Effects of drinking hydrogen-rich water on the quality of life of patients treated with radiotherapy for liver tumors
1 Department of Therapeutic Radiology, Gyeongsang National University Hospital, Gyeongsang Institute of Health Sciences, Jinju, Korea
2 Department of Radiation Oncology, Catholic University Medical College, Seoul, Korea
3 Graduate School of Health Science, Suzuka University of Medical Science, Suzuka, Japan
4 Department of Cardiothoracic Surgery, University of Pittsburgh, Pittsburgh, Pennsylvania, USA
5 Department of Surgery, University of Pittsburgh, Pittsburgh, Pennsylvania, USA
Medical Gas Research 2011, 1:11 doi:10.1186/2045-9912-1-11Published: 7 June 2011

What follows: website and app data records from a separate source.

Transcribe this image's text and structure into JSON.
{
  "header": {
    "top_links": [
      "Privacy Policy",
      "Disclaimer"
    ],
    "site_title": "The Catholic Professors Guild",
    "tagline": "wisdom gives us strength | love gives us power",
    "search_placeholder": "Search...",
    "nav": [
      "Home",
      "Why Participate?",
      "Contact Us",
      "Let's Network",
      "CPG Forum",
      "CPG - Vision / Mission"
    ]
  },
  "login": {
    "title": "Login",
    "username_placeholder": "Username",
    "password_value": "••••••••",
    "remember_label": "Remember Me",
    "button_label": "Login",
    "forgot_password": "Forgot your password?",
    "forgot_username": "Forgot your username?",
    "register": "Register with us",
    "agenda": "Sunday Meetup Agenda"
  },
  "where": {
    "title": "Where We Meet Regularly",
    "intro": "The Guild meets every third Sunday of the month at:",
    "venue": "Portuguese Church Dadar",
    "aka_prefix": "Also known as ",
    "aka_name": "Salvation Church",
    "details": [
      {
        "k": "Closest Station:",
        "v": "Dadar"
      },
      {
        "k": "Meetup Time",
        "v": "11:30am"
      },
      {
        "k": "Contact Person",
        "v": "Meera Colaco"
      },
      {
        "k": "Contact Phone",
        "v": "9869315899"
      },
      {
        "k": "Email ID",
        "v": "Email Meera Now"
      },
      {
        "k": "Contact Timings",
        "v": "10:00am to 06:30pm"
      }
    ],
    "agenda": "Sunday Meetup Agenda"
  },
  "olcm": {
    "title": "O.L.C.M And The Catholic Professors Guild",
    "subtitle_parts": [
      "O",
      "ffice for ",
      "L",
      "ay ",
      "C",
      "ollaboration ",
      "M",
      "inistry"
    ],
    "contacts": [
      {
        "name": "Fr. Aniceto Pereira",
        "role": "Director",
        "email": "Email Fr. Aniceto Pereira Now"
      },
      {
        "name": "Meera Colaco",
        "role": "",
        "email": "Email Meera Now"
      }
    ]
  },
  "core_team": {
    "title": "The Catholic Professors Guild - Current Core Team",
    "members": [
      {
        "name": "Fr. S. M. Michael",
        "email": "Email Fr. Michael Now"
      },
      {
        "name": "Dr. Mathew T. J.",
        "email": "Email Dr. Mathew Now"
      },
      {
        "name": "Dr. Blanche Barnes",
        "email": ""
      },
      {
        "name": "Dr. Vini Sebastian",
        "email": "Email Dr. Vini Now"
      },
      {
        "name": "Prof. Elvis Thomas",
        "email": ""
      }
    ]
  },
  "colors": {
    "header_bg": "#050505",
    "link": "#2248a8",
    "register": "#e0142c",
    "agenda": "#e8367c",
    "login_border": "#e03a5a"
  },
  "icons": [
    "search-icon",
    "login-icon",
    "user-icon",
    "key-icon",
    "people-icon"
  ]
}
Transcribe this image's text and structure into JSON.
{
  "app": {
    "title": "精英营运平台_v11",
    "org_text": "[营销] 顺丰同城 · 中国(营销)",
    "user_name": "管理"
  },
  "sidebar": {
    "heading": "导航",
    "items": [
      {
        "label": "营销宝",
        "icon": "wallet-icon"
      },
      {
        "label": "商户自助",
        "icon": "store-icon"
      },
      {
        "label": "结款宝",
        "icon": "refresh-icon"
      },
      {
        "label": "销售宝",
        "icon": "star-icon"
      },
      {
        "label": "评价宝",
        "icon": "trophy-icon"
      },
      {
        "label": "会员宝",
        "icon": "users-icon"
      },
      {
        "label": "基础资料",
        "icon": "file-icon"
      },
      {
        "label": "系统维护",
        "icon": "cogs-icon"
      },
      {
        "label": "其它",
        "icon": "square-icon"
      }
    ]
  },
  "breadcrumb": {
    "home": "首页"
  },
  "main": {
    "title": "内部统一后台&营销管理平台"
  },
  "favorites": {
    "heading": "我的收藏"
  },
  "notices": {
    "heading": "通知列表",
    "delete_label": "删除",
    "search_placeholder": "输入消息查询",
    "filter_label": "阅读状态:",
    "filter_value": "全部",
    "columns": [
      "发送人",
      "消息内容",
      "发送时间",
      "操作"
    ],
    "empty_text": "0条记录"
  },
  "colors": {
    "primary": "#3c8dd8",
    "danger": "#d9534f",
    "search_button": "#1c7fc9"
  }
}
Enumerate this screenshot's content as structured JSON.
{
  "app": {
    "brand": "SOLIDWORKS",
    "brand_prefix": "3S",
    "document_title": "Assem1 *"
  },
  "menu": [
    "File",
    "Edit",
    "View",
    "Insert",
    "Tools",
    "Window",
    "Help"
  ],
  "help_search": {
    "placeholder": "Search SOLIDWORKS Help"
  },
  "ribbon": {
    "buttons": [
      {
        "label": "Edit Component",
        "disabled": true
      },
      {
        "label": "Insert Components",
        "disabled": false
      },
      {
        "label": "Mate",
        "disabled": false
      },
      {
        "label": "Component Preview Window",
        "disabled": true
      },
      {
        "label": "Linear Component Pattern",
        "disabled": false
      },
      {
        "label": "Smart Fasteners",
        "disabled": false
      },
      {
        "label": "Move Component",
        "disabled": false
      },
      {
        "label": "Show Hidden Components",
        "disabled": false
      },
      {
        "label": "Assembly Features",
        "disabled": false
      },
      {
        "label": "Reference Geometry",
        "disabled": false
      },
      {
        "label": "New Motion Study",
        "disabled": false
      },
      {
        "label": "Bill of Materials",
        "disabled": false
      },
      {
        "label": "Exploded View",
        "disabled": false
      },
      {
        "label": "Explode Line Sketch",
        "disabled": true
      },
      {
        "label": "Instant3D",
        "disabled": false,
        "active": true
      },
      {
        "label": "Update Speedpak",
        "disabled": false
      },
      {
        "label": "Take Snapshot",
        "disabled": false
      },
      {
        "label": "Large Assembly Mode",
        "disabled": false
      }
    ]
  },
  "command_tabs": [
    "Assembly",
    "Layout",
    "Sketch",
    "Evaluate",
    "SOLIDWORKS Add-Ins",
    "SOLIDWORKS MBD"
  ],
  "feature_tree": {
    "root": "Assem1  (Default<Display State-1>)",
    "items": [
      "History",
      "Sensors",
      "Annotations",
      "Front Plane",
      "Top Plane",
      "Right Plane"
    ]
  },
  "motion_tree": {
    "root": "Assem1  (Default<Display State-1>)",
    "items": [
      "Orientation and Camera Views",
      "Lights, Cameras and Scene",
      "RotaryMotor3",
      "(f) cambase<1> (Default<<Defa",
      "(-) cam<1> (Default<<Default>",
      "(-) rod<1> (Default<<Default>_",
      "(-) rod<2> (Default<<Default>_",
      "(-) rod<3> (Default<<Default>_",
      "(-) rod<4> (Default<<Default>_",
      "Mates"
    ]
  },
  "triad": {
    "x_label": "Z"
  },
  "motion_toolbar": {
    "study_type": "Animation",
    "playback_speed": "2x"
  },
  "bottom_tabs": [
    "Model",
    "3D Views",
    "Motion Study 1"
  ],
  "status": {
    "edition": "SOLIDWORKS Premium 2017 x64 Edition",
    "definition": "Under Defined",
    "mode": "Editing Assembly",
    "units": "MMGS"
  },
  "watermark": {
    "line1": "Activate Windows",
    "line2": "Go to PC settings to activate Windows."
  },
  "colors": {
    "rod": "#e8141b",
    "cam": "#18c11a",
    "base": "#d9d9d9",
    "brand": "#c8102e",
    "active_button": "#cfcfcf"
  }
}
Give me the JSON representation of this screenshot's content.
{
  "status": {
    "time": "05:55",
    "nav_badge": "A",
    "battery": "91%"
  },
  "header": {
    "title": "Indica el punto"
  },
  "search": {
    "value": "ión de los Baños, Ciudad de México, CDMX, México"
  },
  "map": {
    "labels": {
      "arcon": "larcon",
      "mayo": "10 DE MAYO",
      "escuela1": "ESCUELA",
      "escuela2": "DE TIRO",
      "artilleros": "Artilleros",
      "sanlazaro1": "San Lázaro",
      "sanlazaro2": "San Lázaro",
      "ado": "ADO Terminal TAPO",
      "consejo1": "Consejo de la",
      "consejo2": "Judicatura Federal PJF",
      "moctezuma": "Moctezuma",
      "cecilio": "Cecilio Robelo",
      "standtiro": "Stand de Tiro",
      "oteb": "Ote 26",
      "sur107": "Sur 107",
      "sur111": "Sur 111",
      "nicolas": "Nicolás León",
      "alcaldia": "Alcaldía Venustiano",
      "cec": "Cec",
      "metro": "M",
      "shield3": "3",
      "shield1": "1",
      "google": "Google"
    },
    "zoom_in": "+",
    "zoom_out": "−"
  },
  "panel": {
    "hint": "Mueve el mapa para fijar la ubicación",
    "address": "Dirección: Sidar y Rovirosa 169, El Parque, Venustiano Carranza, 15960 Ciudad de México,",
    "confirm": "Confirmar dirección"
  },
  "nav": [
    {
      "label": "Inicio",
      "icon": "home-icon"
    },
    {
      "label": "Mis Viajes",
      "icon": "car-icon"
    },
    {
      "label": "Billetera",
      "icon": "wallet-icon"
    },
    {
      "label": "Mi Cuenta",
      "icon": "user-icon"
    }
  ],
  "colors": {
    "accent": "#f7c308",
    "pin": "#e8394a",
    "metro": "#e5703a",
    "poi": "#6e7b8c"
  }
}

Cancer patients receiving radiotherapy often experience fatigue and impaired quality of life (QOL). Many side effects of radiotherapy are believed to be associated with increased oxidative stress and inflammation due to the generation of reactive oxygen species during radiotherapy. Hydrogen can be administered as a therapeutic medical gas, has antioxidant properties, and reduces inflammation in tissues. This study examined whether hydrogen treatment, in the form of hydrogen-supplemented water, improved QOL in patients receiving radiotherapy.
A randomized, placebo-controlled study was performed to evaluate the effects of drinking hydrogen-rich water on 49 patients receiving radiotherapy for malignant liver tumors. Hydrogen-rich water was produced by placing a metallic magnesium stick into drinking water (final hydrogen concentration; 0.55~0.65 mM). The Korean version of the European Organization for Research and Treatment of Cancer's QLQ-C30 instrument was used to evaluate global health status and QOL. The concentration of derivatives of reactive oxidative metabolites and biological antioxidant power in the peripheral blood were assessed.
The consumption of hydrogen-rich water for 6 weeks reduced reactive oxygen metabolites in the blood and maintained blood oxidation potential. QOL scores during radiotherapy were significantly improved in patients treated with hydrogen-rich water compared to patients receiving placebo water. There was no difference in tumor response to radiotherapy between the two groups.
Daily consumption of hydrogen-rich water is a potentially novel, therapeutic strategy for improving QOL after radiation exposure. Consumption of hydrogen-rich water reduces the biological reaction to radiation-induced oxidative stress without compromising anti-tumor effects.